Recent File List Contains
This setting specifies how many files will be saved in Open Recent list. You can access this list by going to File>Open Recent (Windows) or Photoshop>Open Recent (Mac). By default, the number of files is 10. Depending if you use this feature I would change it to at least 20 files since it doesn’t affect computer’s performance.
Performance section can be found in Preferences window left sections list. As its name implies, this section is responsible for the Performance of Photoshop CS6, so naturally this is the area you should get familiar with if your PS is not behaving as well as you would like it to.
Photoshop loves RAM. When you are dealing with large RAW files, your Photoshop will use up a lot of RAM. In the Memory Usage section you will see how much RAM is available in the system and how much RAM is allocated for Photoshop’s use. If your computer has a hard time processing files, consider increasing the amount of RAM allowable to PS. You can also consider closing other program running on your computer and that are using a lot of RAM memory. If that doesn’t help, consider adding more memory to your system, it’s very cheap these days.
History & Cache
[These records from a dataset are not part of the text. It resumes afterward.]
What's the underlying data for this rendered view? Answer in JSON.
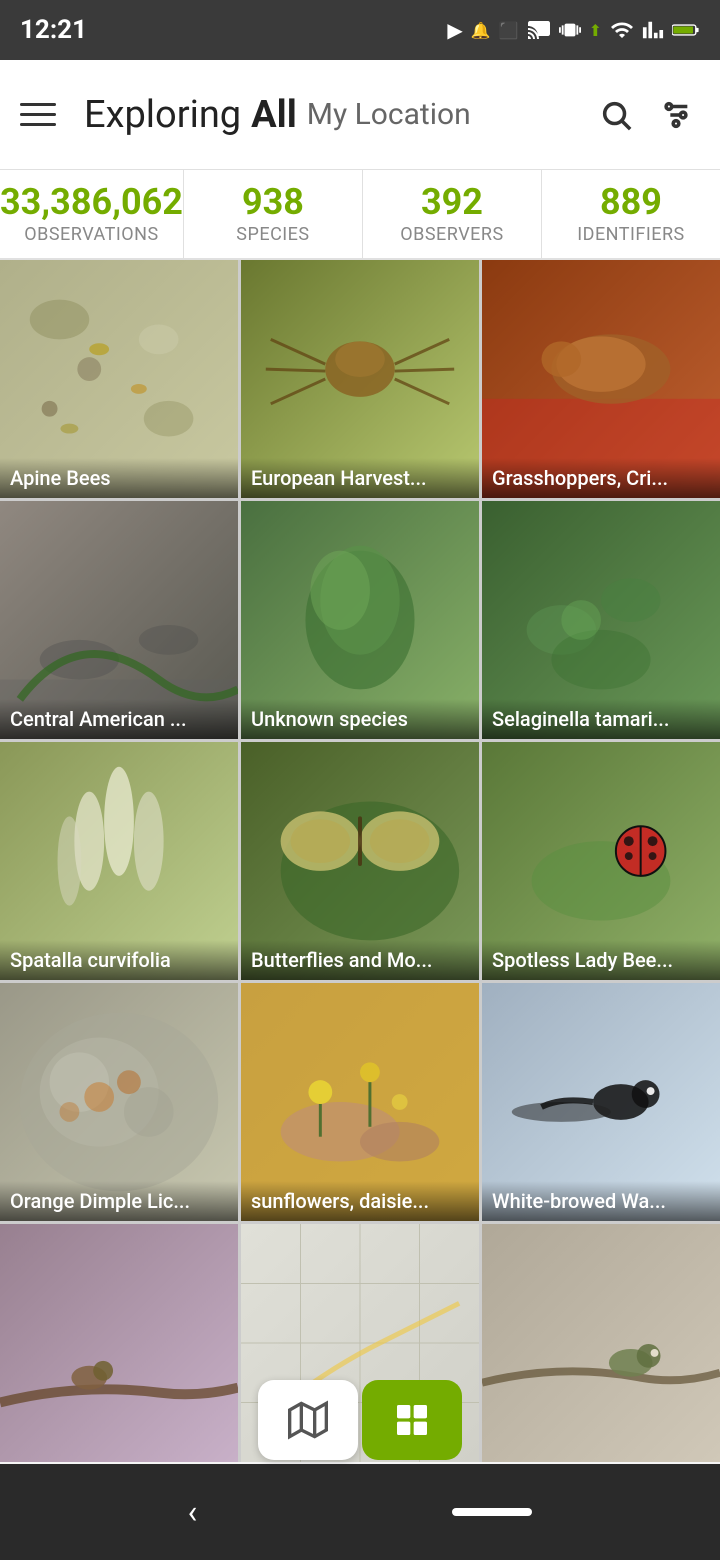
{
  "statusBar": {
    "time": "12:21",
    "icons": [
      "play",
      "notification",
      "screenshot",
      "cast",
      "vibrate",
      "signal",
      "wifi",
      "network",
      "battery"
    ]
  },
  "header": {
    "title_exploring": "Exploring",
    "title_all": "All",
    "title_location": "My Location",
    "menu_label": "Menu",
    "search_label": "Search",
    "filter_label": "Filter"
  },
  "stats": [
    {
      "value": "33,386,062",
      "label": "OBSERVATIONS"
    },
    {
      "value": "938",
      "label": "SPECIES"
    },
    {
      "value": "392",
      "label": "OBSERVERS"
    },
    {
      "value": "889",
      "label": "IDENTIFIERS"
    }
  ],
  "grid": [
    {
      "label": "Apine Bees",
      "bg": "bees"
    },
    {
      "label": "European Harvest...",
      "bg": "spider"
    },
    {
      "label": "Grasshoppers, Cri...",
      "bg": "grasshopper"
    },
    {
      "label": "Central American ...",
      "bg": "central"
    },
    {
      "label": "Unknown species",
      "bg": "unknown"
    },
    {
      "label": "Selaginella tamari...",
      "bg": "selaginella"
    },
    {
      "label": "Spatalla curvifolia",
      "bg": "spatalla"
    },
    {
      "label": "Butterflies and Mo...",
      "bg": "butterflies"
    },
    {
      "label": "Spotless Lady Bee...",
      "bg": "ladybee"
    },
    {
      "label": "Orange Dimple Lic...",
      "bg": "lichen"
    },
    {
      "label": "sunflowers, daisie...",
      "bg": "sunflowers"
    },
    {
      "label": "White-browed Wa...",
      "bg": "wagtail"
    },
    {
      "label": "",
      "bg": "bird1"
    },
    {
      "label": "",
      "bg": "map"
    },
    {
      "label": "",
      "bg": "bird2"
    }
  ],
  "toolbar": {
    "map_label": "Map view",
    "grid_label": "Grid view"
  }
}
This section is also responsible for performance, but it is putting emphasis on your style of image editing. Here you’ll see three buttons Tall and Thin, Default, Big and Flat. No, these options are not asking you to define your body shape. They are merely trying to get an idea what kind of files you are typically working with. If you are working with small files but create a lot of layers, try Tall and Thin option. If you have large files with few layers, consider using Big and Flat option. Otherwise, set Default option.
History states define how many steps on your editing you can go back to. If your computer is performing slow, try decreasing the amount of History States. To read more about using History in Photoshop, check out this tutorial.
If Photoshop runs out of available RAM, all is not lost; it can try to use a part of a hard drive to get additional space. This allocated space on a hard drive is called Scratch Disk. The problem is that hard drives are typically much slower than RAM, so the best way to use this option is to select the fastest HDD available. If you have a Solid State Drive, I would recommend using it as a Scratch Disk. Just select the fastest drive in your system. Of course, if you only have one hard drive, then that would be your only option. Do not, however, try to use external drives or USB sticks as Scratch Disk, because transfer speed would be too slow.
Graphics Processor Settings/GPU Settings
This section might look a bit different for Windows or Mac users. Windows users might see a Use Graphic Processor option, enable this if you have a good enough video card. This will greatly enhance your Photoshop experience. If this option is greyed out, then your video card cannot support OpenGL or you may need to update your video card drivers. Mac users might see Enable OpenGL Drawing option.
Cursors category can be found in Preferences window left navigation panel. Cursors section is pretty straight forward. Here you can select how your cursors are displayed. Painting Cursors section deals with brush-related tools. The Normal Brush Tip usually works well for most people. Feel free to try other options and see if you might like them. One thing I would recommend is selecting Show Crosshair on Brush Tip, this usually helps with accuracy. Other Cursors section is responsible for the rest of the cursors. I would typically recommend setting it to Precise for accuracy. And finally, in the Brush Preview section you can set the color of the Brush in the Heads Up Display. To access HUD in Photoshop CS6 press [Shift]+[Alt]+[Right Click] on Windows or [Ctrl]+[Option]+[Cmd] on Mac.